- If your digestion is low, try Trikatu with Cloves before meals to improve your digestive fire
- Take Trikatu mixed with a little honey as a Rasayana for Tejas
- Eat freshly grated ginger, with a little lemon juice, honey and salt before meals, to helps with low appetite
- Use Triphala with Rose to reduce excess Ama – the toxic product of partially digested food
- Bitter ghee preparations, such as Triphala Ghee, help to increase Tejas without increasing Pitta.
Ojas is the product of a good healthy digestion and it promotes mental and physical strength, endurance, stability, calmness, patience, sustained concentration, good memory, contentment and bliss.

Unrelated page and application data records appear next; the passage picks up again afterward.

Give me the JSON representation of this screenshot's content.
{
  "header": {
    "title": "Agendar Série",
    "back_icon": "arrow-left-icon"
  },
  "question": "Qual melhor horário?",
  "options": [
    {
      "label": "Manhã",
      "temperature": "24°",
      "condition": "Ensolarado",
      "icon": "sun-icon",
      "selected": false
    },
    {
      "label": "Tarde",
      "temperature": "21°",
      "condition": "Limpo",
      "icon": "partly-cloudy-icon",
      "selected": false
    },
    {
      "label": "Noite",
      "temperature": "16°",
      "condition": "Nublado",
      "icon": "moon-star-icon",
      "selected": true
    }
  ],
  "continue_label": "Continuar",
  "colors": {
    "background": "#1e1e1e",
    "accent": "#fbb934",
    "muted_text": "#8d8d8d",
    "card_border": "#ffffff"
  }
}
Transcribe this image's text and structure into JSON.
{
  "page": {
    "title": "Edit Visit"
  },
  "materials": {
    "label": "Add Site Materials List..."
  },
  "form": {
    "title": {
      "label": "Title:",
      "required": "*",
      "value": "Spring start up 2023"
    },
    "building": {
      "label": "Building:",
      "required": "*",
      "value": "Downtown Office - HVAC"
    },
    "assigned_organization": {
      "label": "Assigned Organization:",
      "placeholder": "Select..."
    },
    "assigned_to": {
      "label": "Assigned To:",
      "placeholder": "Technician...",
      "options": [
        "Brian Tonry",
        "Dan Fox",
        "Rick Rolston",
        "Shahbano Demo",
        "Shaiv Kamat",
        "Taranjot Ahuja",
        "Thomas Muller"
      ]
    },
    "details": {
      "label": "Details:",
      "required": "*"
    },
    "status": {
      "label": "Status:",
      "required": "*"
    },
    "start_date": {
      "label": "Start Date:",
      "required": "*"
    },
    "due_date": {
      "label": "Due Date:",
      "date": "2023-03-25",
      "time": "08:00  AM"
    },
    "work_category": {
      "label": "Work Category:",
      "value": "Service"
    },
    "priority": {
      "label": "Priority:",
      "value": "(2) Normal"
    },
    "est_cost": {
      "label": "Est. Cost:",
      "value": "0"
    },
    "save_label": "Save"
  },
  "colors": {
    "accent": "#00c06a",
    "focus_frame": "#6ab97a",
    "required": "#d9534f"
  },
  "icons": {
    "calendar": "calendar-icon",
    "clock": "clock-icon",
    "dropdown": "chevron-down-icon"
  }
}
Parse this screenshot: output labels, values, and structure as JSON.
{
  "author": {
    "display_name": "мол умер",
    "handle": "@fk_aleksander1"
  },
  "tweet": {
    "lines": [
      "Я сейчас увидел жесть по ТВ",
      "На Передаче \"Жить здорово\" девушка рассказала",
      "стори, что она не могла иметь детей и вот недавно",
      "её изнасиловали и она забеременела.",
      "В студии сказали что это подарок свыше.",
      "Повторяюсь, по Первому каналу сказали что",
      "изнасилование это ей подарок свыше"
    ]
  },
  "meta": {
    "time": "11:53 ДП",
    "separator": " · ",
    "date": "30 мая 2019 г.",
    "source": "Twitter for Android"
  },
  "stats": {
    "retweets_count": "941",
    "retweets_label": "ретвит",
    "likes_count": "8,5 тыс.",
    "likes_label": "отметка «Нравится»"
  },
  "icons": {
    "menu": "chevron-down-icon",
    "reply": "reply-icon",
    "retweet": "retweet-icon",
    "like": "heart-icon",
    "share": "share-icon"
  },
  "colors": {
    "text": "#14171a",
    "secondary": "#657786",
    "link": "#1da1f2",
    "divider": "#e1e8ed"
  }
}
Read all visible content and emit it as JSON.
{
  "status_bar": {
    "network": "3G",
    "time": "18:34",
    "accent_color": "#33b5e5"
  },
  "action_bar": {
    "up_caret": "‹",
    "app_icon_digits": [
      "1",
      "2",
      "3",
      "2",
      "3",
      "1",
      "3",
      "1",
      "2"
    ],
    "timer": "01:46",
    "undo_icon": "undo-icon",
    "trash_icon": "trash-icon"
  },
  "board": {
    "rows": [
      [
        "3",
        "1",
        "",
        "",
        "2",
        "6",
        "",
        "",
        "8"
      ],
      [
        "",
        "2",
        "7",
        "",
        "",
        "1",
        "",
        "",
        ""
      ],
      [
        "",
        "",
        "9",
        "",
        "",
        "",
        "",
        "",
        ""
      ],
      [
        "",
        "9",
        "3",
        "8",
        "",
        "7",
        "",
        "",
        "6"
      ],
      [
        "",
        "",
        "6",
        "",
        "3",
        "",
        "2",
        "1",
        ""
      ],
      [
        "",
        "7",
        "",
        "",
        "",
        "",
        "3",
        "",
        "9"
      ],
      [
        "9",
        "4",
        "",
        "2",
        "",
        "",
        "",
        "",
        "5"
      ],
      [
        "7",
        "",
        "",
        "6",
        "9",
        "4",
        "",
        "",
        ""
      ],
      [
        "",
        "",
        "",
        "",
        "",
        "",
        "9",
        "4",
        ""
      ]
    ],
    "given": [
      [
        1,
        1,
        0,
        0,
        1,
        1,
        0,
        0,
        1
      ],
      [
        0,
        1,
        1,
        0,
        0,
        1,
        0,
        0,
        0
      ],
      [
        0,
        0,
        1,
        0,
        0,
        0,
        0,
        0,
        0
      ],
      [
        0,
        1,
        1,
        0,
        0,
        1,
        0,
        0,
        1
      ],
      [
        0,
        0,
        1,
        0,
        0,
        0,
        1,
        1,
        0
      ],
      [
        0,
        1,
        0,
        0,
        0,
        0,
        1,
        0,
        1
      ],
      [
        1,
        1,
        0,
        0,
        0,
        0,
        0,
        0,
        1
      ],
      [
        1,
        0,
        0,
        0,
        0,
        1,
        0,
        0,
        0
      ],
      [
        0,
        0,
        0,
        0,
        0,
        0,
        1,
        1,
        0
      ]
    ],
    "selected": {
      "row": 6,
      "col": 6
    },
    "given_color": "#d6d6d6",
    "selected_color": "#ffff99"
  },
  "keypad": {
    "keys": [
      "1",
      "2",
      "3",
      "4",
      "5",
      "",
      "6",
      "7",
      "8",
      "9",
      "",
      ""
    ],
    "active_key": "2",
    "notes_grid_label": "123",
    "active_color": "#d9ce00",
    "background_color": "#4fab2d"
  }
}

Yet, if you consume too many Ojas-promoting foods, such as sweet foods and dairy products, you can overwhelm your digestive fire. This creates the opposite of Ojas, which is Ama, the toxic by product of poor digestion. Those who are overweight and have damp, clammy skin may have consumed too many Ojas-promoting foods. Lethargy, heaviness and lack of motivation can also result.
Low Ojas can result in fearfulness, weakness, being underweight, hyperactivity, erratic behaviour, lack of satisfaction, over-dry skin, premature ageing, low immunity and weakness.
Ojas is depleted by:
- Stressful lifestyle and staying up late
- Excessive TV and computer use
- Overwork and over exertion
- Lack of sleep
- Unhealthy relationships
- Excessive sexual activity (especially by men through loss of semen)
- Grief, anxiety and fear
- Loss of blood
- Drugs and stimulants
- Poor digestion
- Over fasting
- Eating old food
Ojas is increased by:
- Yoga and meditation
- Sufficient good quality sleep
- Love, joy and nourishing life experiences
- Healthy relationships
- Happiness and laughter
- Wholesome lifestyle
- Good digestive fire
- Herbs such as Shilajit, Ashwagandha and Shatavari
- Chyavanprash and other Rasayanas, such as MAK Nectar Paste (MA4) and MAK Ambrosia Tablets (MA5)
- ¼ tsp Triphala mixed with 1 tsp honey and 1 tsp ghee – a Rasayana for Ojas
- Dairy products, especially ghee and whole raw milk
- Fresh, sweet, ripe fruits
- Almond, olive, coconut and sesame oil
- Almonds, cashew nuts, pumpkin seeds, sesame seeds and tahini
- Avocados and sweet potatoes
- Dates, raisins and figs
- Honey, coconut sugar, maple syrup and raw sugar
- Coconut, coconut water and coconut milk
- Whole grains.
A good morning breakfast recipe for deleted Ojas is almond milk. This is how to make it:
- Soak 10 almonds overnight in water
- In the morning, remove the skins and put in a blender
- Add boiled milk, dates, a pinch of cardamom powder, a pinch of ginger powder and one teaspoon of ghee
- Saffron or rose essence may also be added, if available
- Blend this into a delicious Ojas-building drink.
Rasayana for Prana, Tejas, and Ojas
¼ tsp Triphala mixed with 1 tsp honey (approx*) and 1 tsp ghee (approx*) is a Rasayana for Prana, Tejas, and Ojas.
*As Maharishi AyurVeda practitioner, Dr Geoffrey Mead points out, according to Charak Samhita, honey and ghee should never be take in the same quantity as this combination has a negative effect on the physiology (even though, paradoxically, both are considered Rasayanas or nectars). Yet in ancient texts, ghee and honey are sometimes listed as ingredients in a formula without their precise quantities being specified – what to do? Vaidya Gokta was asked this question on my Maharishi AyurVeda training course in 1985 and he said you should go by the time of year. When the season is warmer, ghee should be a little more than honey, as ghee pacifies Pitta and honey aggravates Pitta. In cooler seasons, the opposite should be the case.